The evidence given at the Grenfell Tower inquiry has become more shocking by the day, especially in relation to the behaviour of certain manufacturers.
Deliberately misleading architects about the suitability of products for use in towers sounds like the basis for future prosecutions, irrespective of civil actions, which look certain to follow.
Watching proceedings on YouTube has been a dispiriting experience at best. The only comfort to be had is the growing certainty that the rotten state of the construction industry as a whole will be addressed by government once the final report on the affair is published.
This will have implications for the whole property sector – not just housebuilders – because issues related to rainscreen cladding, composite products, insurance, liability and contractual procedures apply across the board. The insurance industry is already caning architects, massively increasing professional indemnity premiums.
There is a question as to whether the official government guidance on ways of complying with fire regulations was unambiguous and correct or easily capable of misinterpretation because of poor drafting. If the former, then countless architects and others have been getting it wrong for years. Have they been negligent when all competent professionals were doing the same thing?
If they have, then the insurance sector will take a terrible hammering because rectification of faulty design and construction will result in legal actions against designers, design-and-build contractors and specialist subcontractors involved in design. Successful claims will result in insurers having to pick up bills of an unprecedented size.
But if the advice in Approved Document B Volume 2 (ADB2 in the jargon) is defective, it makes the government liable for the cost of rectification. This is a huge political issue and it may be a catalyst for the sensible policy of single-project insurance.

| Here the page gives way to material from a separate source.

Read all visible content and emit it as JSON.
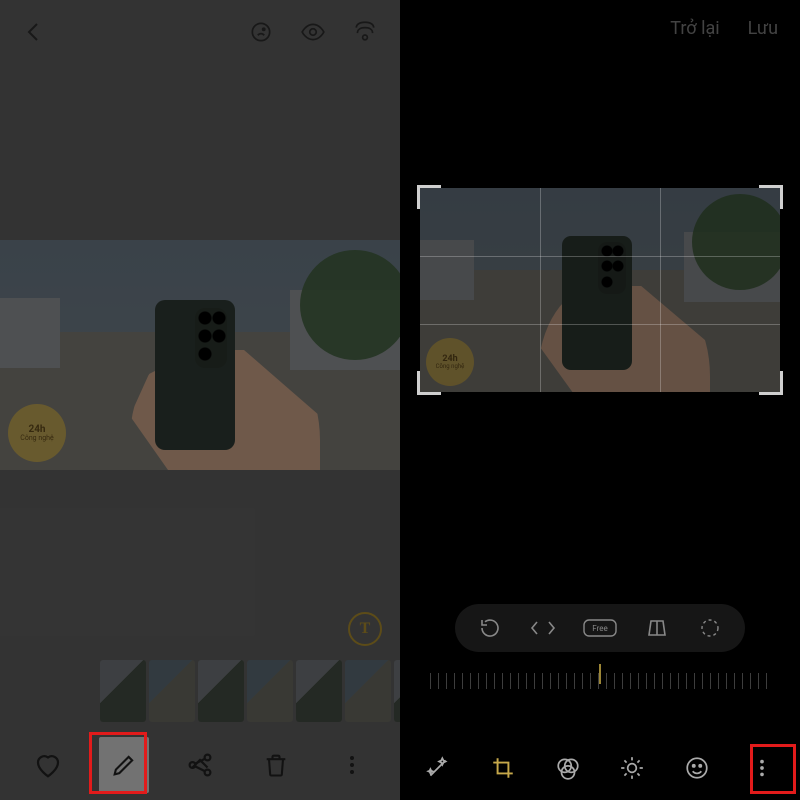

For design-and-build contractors, there will be some fundamental changes to contractual arrangements and practices, revealed in all their lack of glory at the inquiry. Ambiguity about who is responsible for what, changing of drawings without consultation or consideration of design and regulatory implications, changes of specification and very basic faults in construction inspection (for example, it didn’t happen) are not acceptable.
The client, an arm’s-length branch of Kensington and Chelsea Council, did not behave as a commercial client would have, in terms of overseeing what was being designed and delivered. But it would be a mistake to think evil Tories were intent on victimising working-class council tenants.
The council was spending £90,000 per unit on an upgrade intended to increase effective insulation and brighten the block’s grim appearance. There was nothing wrong with the intentions.
Moreover, the inquiry’s design expert witness, former RIBA president Paul Hyett of Vickery Hyett, gave convincing evidence that it would have been possible to meet Building Regulations pertaining at the time with a proposal using the same rainscreen cladding, provided the insulation behind it was mineral wool instead of polyisocyanurate. The cladding, an aluminium composite product, included a plasticised core that does not burn that easily, except when subject to extreme temperatures, and did not include a readily available fire retardant.
It burned so horribly because the design as built did not include the necessary fire stops and cavity barriers, creating a vertical chimney that generated extraordinary temperatures with horrific results. In other words, people in blocks with similar cladding may well not be living in death traps, provided basic regulations were observed in design and construction.
What happened in Grenfell was a perfect storm. The only crumb of comfort is that long-needed reform of the construction sector may finally happen. The era of risk transfer should come to an end.
Paul Finch is programme director of the World Architecture Festival